Most of the kit is the same as you’d get for running, and you certainly don’t need to spend much on it. At winter time, long leggings and long-sleeved tops (possibly with a body warmer) are ideal. The thinner your layers, the more comfortable you will be in a chair. It’s best to wear plenty of layers on top initially that you can remove as you warm up, but bear in mind that you need as much shoulder movement as possible. We tend to wear fluffy socks instead of shoes but this is a personal choice. Wheelchair racers also wear helmets (just normal bike helmets) and gloves. The gloves are expensive and can be borrowed from the club until you know you want to continue. Helmets can also be borrowed but if you prefer to bring your own then that’s also fine.
What should I bring?
Lots of layers, a bottle of water, maybe a snack – and not much else! When we train off the track we also wear a hi-viz top and attach bike lights to the chairs.
How long does the session last?
Usually about an hour. We don’t just push solidly for an hour though, and you can work at your own pace.
I’d like to try it, but…
I’m not very fit / I’m worried I’d get left behind – this is the perfect way to get fitter, and we don’t leave people behind: you can work at your own pace, starting from any level. Our coaches plan every session so that we can all train together – at the same time and in the same place, just doing different distances – regardless of how fast or experienced you are.
I’ve never tried something like this before – we all remember how it felt to be a beginner! The group, the coaches and the club in general are all so welcoming that you’ll be well supported from the start. Give it a go and see if it’s for you.
I’m not sure I can afford it – wheelchair racing doesn’t have to be expensive with C&C. Your first three sessions are taster sessions – you do the same session as you would as a member, but you don’t have to pay. After that, there is an annual membership fee (currently subscription rates are listed here), but there are very few extra costs. The club has racing chairs, gloves and helmets for members to use in training sessions and to take away to races, and there is no ‘session’ fee. If you choose to race, you pay to enter races but these are often inexpensive. Membership of C&C includes membership of England Athletics, which gives you a reduced entry fee for road races.
I don’t know if I have the ‘right’ disability – the best way to find out if wheelchair racing is right for you is to come and try it. The nature and degree of impairments varies very widely within the sport. Some wheelchair racers have tetraplegia whereas others are able to use their arms and even walk fairly well – it takes all sorts!

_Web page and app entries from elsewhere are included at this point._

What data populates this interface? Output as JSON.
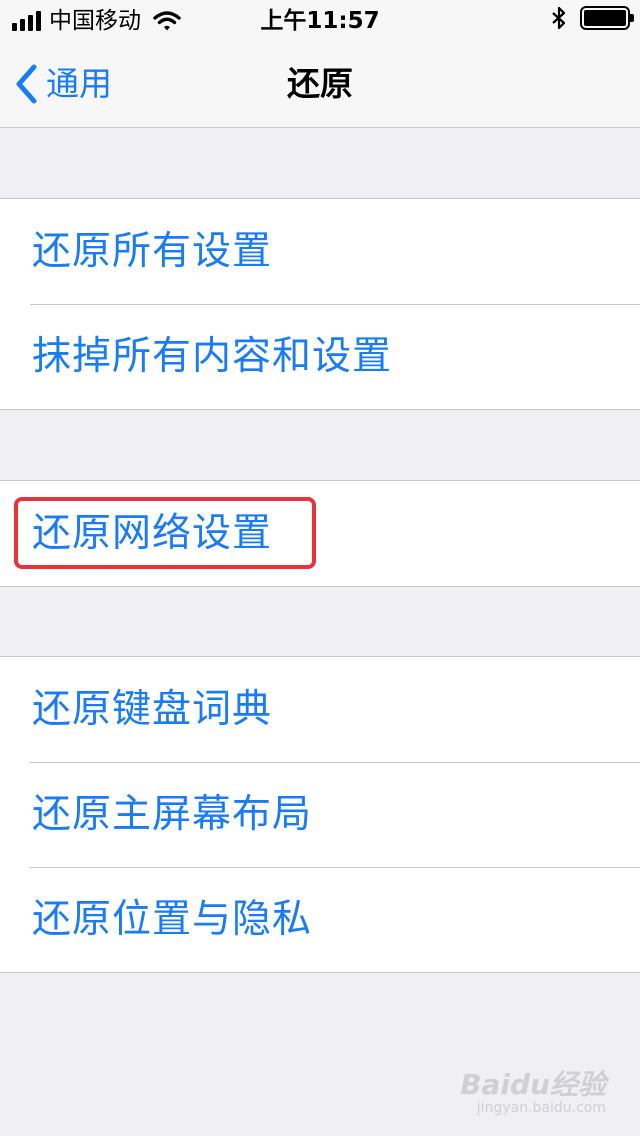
{
  "status_bar": {
    "carrier": "中国移动",
    "time": "上午11:57",
    "battery_level": 1.0,
    "icons": [
      "signal-bars-icon",
      "wifi-icon",
      "bluetooth-icon",
      "battery-icon"
    ]
  },
  "nav": {
    "back_label": "通用",
    "title": "还原"
  },
  "groups": [
    {
      "items": [
        {
          "label": "还原所有设置"
        },
        {
          "label": "抹掉所有内容和设置"
        }
      ]
    },
    {
      "items": [
        {
          "label": "还原网络设置",
          "highlighted": true
        }
      ]
    },
    {
      "items": [
        {
          "label": "还原键盘词典"
        },
        {
          "label": "还原主屏幕布局"
        },
        {
          "label": "还原位置与隐私"
        }
      ]
    }
  ],
  "colors": {
    "accent": "#1a7cf5",
    "background": "#efeff4",
    "highlight": "#e8333a"
  },
  "watermark": {
    "main": "Baidu经验",
    "sub": "jingyan.baidu.com"
  }
}
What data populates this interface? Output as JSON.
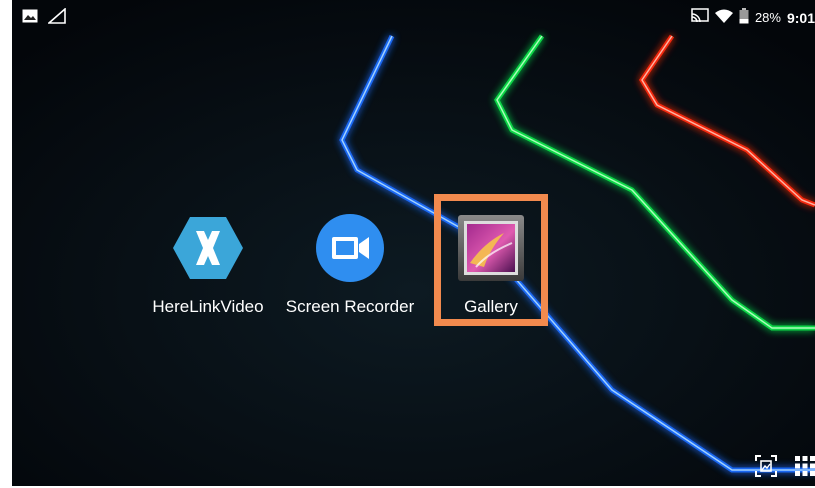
{
  "statusbar": {
    "left_icons": [
      "image-icon",
      "signal-empty-icon"
    ],
    "right_icons": [
      "cast-icon",
      "wifi-icon",
      "battery-icon"
    ],
    "battery": "28%",
    "time": "9:01"
  },
  "apps": [
    {
      "label": "HereLinkVideo",
      "icon": "xamarin-x-icon",
      "color": "#3ba6d9"
    },
    {
      "label": "Screen Recorder",
      "icon": "video-camera-icon",
      "color": "#2f8ef0"
    },
    {
      "label": "Gallery",
      "icon": "gallery-icon",
      "color": "#6b6b6b"
    }
  ],
  "highlight_color": "#f28a4e",
  "bottom_bar_icons": [
    "screenshot-icon",
    "app-drawer-grid-icon"
  ]
}
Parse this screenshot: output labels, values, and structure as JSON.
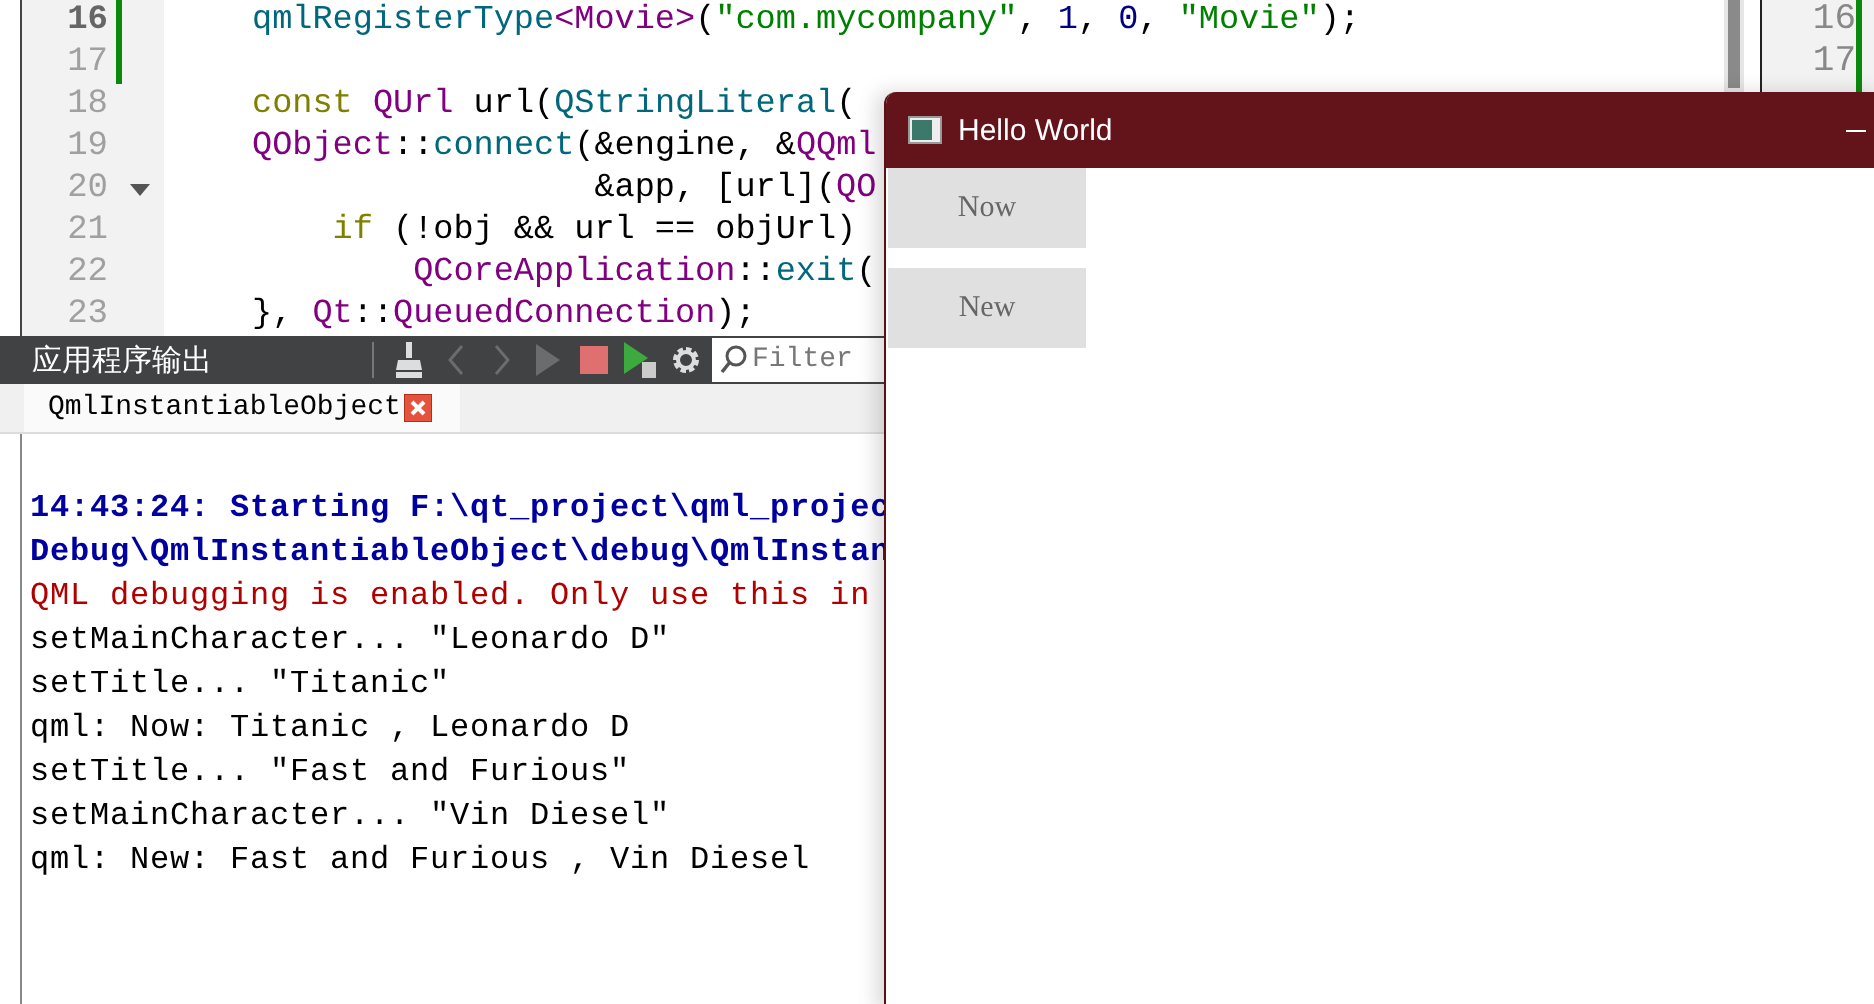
{
  "editor": {
    "lines": [
      {
        "number": "16",
        "current": true,
        "changed": true,
        "foldable": false,
        "tokens": [
          {
            "kind": "func",
            "text": "qmlRegisterType"
          },
          {
            "kind": "type",
            "text": "<Movie>"
          },
          {
            "kind": "plain",
            "text": "("
          },
          {
            "kind": "string",
            "text": "\"com.mycompany\""
          },
          {
            "kind": "plain",
            "text": ", "
          },
          {
            "kind": "number",
            "text": "1"
          },
          {
            "kind": "plain",
            "text": ", "
          },
          {
            "kind": "number",
            "text": "0"
          },
          {
            "kind": "plain",
            "text": ", "
          },
          {
            "kind": "string",
            "text": "\"Movie\""
          },
          {
            "kind": "plain",
            "text": ");"
          }
        ]
      },
      {
        "number": "17",
        "current": false,
        "changed": true,
        "foldable": false
      },
      {
        "number": "18",
        "current": false,
        "changed": false,
        "foldable": false,
        "tokens": [
          {
            "kind": "keyword",
            "text": "const "
          },
          {
            "kind": "type",
            "text": "QUrl"
          },
          {
            "kind": "plain",
            "text": " url("
          },
          {
            "kind": "func",
            "text": "QStringLiteral"
          },
          {
            "kind": "plain",
            "text": "("
          }
        ]
      },
      {
        "number": "19",
        "current": false,
        "changed": false,
        "foldable": false,
        "tokens": [
          {
            "kind": "type",
            "text": "QObject"
          },
          {
            "kind": "plain",
            "text": "::"
          },
          {
            "kind": "func",
            "text": "connect"
          },
          {
            "kind": "plain",
            "text": "(&engine, &"
          },
          {
            "kind": "type",
            "text": "QQml"
          }
        ]
      },
      {
        "number": "20",
        "current": false,
        "changed": false,
        "foldable": true,
        "tokens": [
          {
            "kind": "plain",
            "text": "                 &app, [url]("
          },
          {
            "kind": "type",
            "text": "QO"
          }
        ]
      },
      {
        "number": "21",
        "current": false,
        "changed": false,
        "foldable": false,
        "tokens": [
          {
            "kind": "keyword",
            "text": "    if"
          },
          {
            "kind": "plain",
            "text": " (!obj && url == objUrl)"
          }
        ]
      },
      {
        "number": "22",
        "current": false,
        "changed": false,
        "foldable": false,
        "tokens": [
          {
            "kind": "type",
            "text": "        QCoreApplication"
          },
          {
            "kind": "plain",
            "text": "::"
          },
          {
            "kind": "func",
            "text": "exit"
          },
          {
            "kind": "plain",
            "text": "("
          }
        ]
      },
      {
        "number": "23",
        "current": false,
        "changed": false,
        "foldable": false,
        "tokens": [
          {
            "kind": "plain",
            "text": "}, "
          },
          {
            "kind": "type",
            "text": "Qt"
          },
          {
            "kind": "plain",
            "text": "::"
          },
          {
            "kind": "type",
            "text": "QueuedConnection"
          },
          {
            "kind": "plain",
            "text": ");"
          }
        ]
      }
    ]
  },
  "side_editor": {
    "line_numbers": [
      "16",
      "17"
    ]
  },
  "output_pane": {
    "title": "应用程序输出",
    "toolbar": [
      {
        "kind": "clear",
        "disabled": false
      },
      {
        "kind": "prev",
        "disabled": true
      },
      {
        "kind": "next",
        "disabled": true
      },
      {
        "kind": "run",
        "disabled": true
      },
      {
        "kind": "stop",
        "disabled": false
      },
      {
        "kind": "rerun",
        "disabled": false
      },
      {
        "kind": "settings",
        "disabled": false
      }
    ],
    "filter": {
      "placeholder": "Filter"
    },
    "tabs": [
      {
        "label": "QmlInstantiableObject",
        "selected": true
      }
    ],
    "lines": [
      {
        "kind": "start",
        "text": "14:43:24: Starting F:\\qt_project\\qml_projec"
      },
      {
        "kind": "start",
        "text": "Debug\\QmlInstantiableObject\\debug\\QmlInstan"
      },
      {
        "kind": "warning",
        "text": "QML debugging is enabled. Only use this in"
      },
      {
        "kind": "plain",
        "text": "setMainCharacter... \"Leonardo D\""
      },
      {
        "kind": "plain",
        "text": "setTitle... \"Titanic\""
      },
      {
        "kind": "plain",
        "text": "qml: Now: Titanic , Leonardo D"
      },
      {
        "kind": "plain",
        "text": "setTitle... \"Fast and Furious\""
      },
      {
        "kind": "plain",
        "text": "setMainCharacter... \"Vin Diesel\""
      },
      {
        "kind": "plain",
        "text": "qml: New: Fast and Furious , Vin Diesel"
      }
    ]
  },
  "app_window": {
    "title": "Hello World",
    "buttons": [
      "Now",
      "New"
    ]
  }
}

I don’t think I want to do it competitively – whilst there are plenty of opportunities to race, it’s certainly not compulsory. Wheelchair racing isn’t just about ‘racing’, it’s also about getting active and meeting new people – and we have a lot of fun!
I think I’m too old or young – you probably aren’t! As long as you’re fit enough to push the chair yourself safely – even for short distances – then you can come and give it a go.
I have a learning disability as well as a physical disability – not a problem, you are as welcome as anyone else. Feel free to bring a parent/friend/carer if you think that would help.
I’d need a bit of help (e.g. transferring, with kit, etc.) -you can bring someone with you who you know well and who is used to the help you need if you like. Alternatively, our coaches are very well trained in assisting with all sorts of things!
I’m not really disabled, but it looks really fun – it is fun, but so is running! There is a limited amount of equipment that can be loaned to people who really need it, so if you want to train with the group on a regular basis, you really should have a permanent disability which dramatically affects your ability to get around on foot. We realise that it’s a pretty cool sport and we enjoy giving able-bodied people a chance to see what it’s like. The best way to do this is to join the club as a runner and/or a coach, get to know us, then ask us directly!